Shonali Burke's Fake Tweet

3. Fake Tweets

Got Photoshop? Then fake tweets are easy to create. But now they’re even easier with Lemme Tweet That For You, which brings fake tweets into realistic looking existence at a faster clip than ever before. Simply type in the name of the person you want to frame, enter the fake tweet, and voila! Fake tweets!

Just as Facebook posts can spread misinformation, fake tweets can spread misinformation as well.

4. Format

I have heard a lot of talk about Twitter’s use as a conversation tool. Yet 140 characters is not often enough space to make an independent statement. This format makes it inevitable that we will not always get the big picture purely from social media. And it’s only reasonable to assume that those without the big picture will paint an incomplete portrait and pass it on via “telephone,” morphing the message over time.

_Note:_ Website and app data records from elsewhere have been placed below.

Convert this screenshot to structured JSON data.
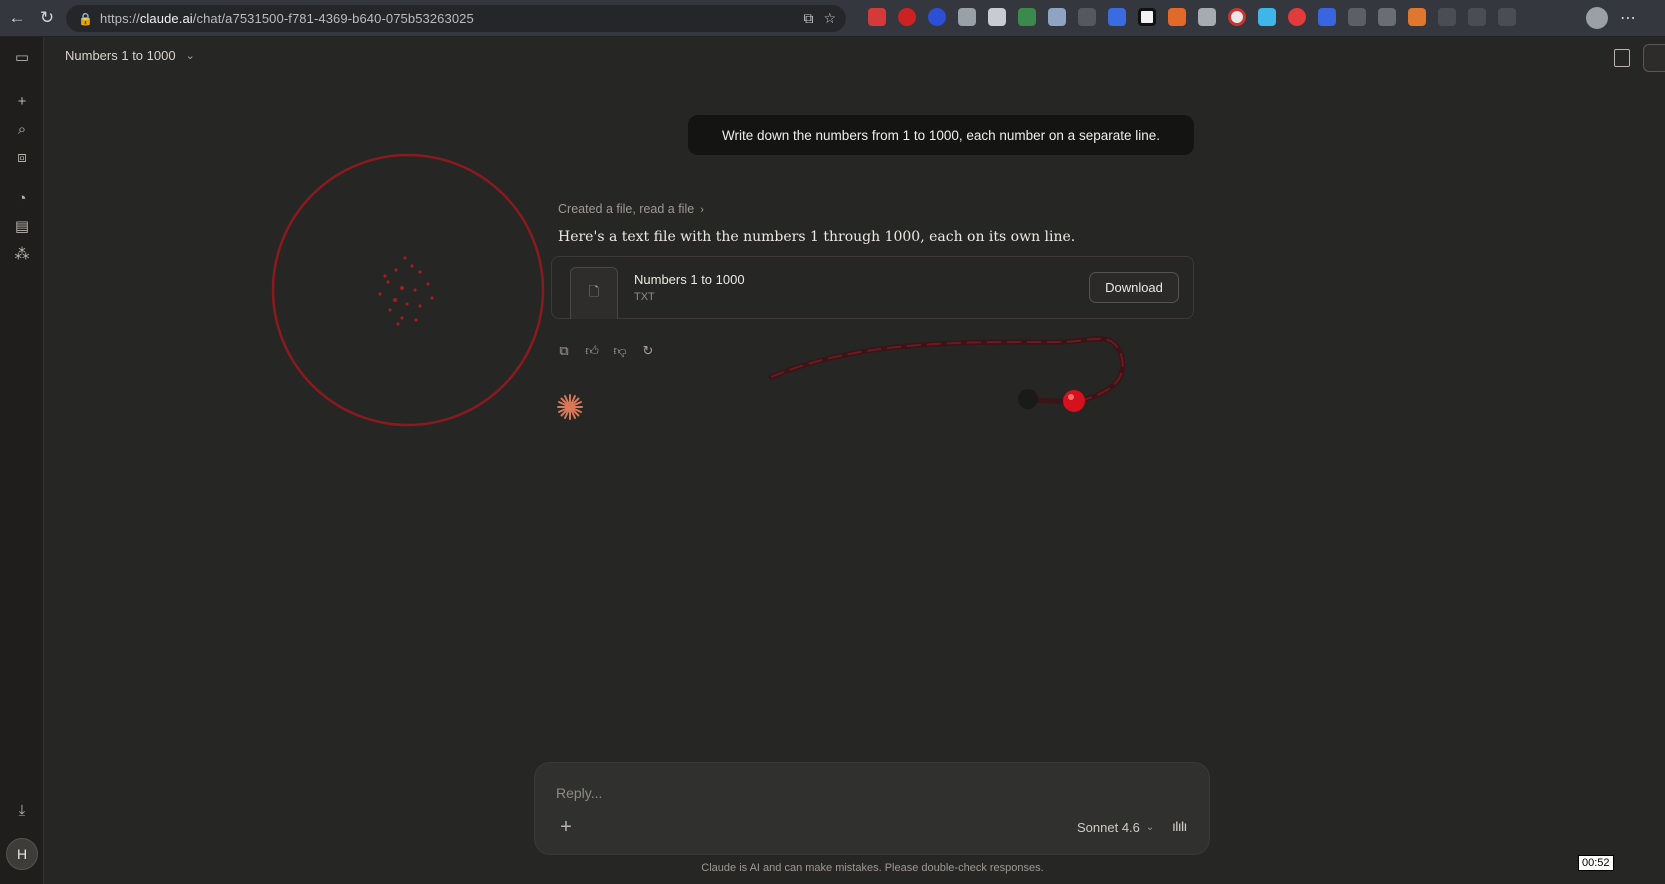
{
  "browser": {
    "url_host": "claude.ai",
    "url_prefix": "https://",
    "url_path": "/chat/a7531500-f781-4369-b640-075b53263025"
  },
  "header": {
    "title": "Numbers 1 to 1000"
  },
  "conversation": {
    "user_message": "Write down the numbers from 1 to 1000, each number on a separate line.",
    "tool_summary": "Created a file, read a file",
    "assistant_text": "Here's a text file with the numbers 1 through 1000, each on its own line.",
    "file": {
      "name": "Numbers 1 to 1000",
      "type": "TXT",
      "download_label": "Download"
    }
  },
  "composer": {
    "placeholder": "Reply...",
    "model": "Sonnet 4.6"
  },
  "footer": {
    "disclaimer": "Claude is AI and can make mistakes. Please double-check responses."
  },
  "sidebar": {
    "avatar_initial": "H"
  },
  "overlay": {
    "timer": "00:52"
  },
  "colors": {
    "background": "#262624",
    "accent_spark": "#d97757",
    "annotation_red": "#8b1a1f"
  }
}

One way this managed to affect me personally occurred during social media week. I was a guest on a panel where the audience was live-tweeting. I was all for it. Audience involvement gets two thumbs up from me. But three times, I was quoted incorrectly. And once, I was quoted without attribution. The quote went viral, thus crediting the tweeter.

5. Omission

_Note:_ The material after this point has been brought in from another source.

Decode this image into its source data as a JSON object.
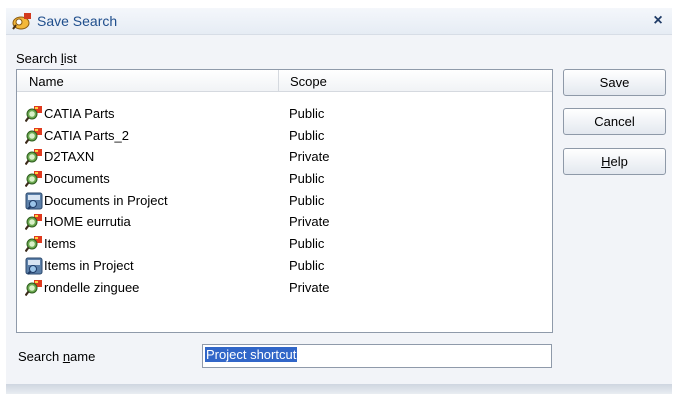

What is perhaps most interesting about the concept of social media is that it is SO fast, SO voluminous, and SO impossible to completely track that very important bits of information, essential elements of the truth even, can get lost in the shuffle

So what do we do? Quit using social media?


Social media is a fantastic tool that has positively benefited the world by opening the lines of communication for so many topics and so many people. Small businesses that wouldn’t have survived otherwise have used it as a tool to successfully find customers. Non-profits have used it to better existence. Individuals have found their voice when they were otherwise silent.

No, our job is to keep social media ethical. Just as Waxing Unlyrical helped lead the way when some of the issues surrounding sponsored blogging arose, leading the way on social media abuse should foster dialogue that allows for better, more ethical business practice and a stronger social media industry.

Our job from here is to acknowledge the potential pitfalls in social media so we can prevent them. That way, we can continue to enjoy the benefits of social media while mitigating its risks.

Images: Derry Public Library via Flickr CC 2.0 and (Promotes sharing of site made images)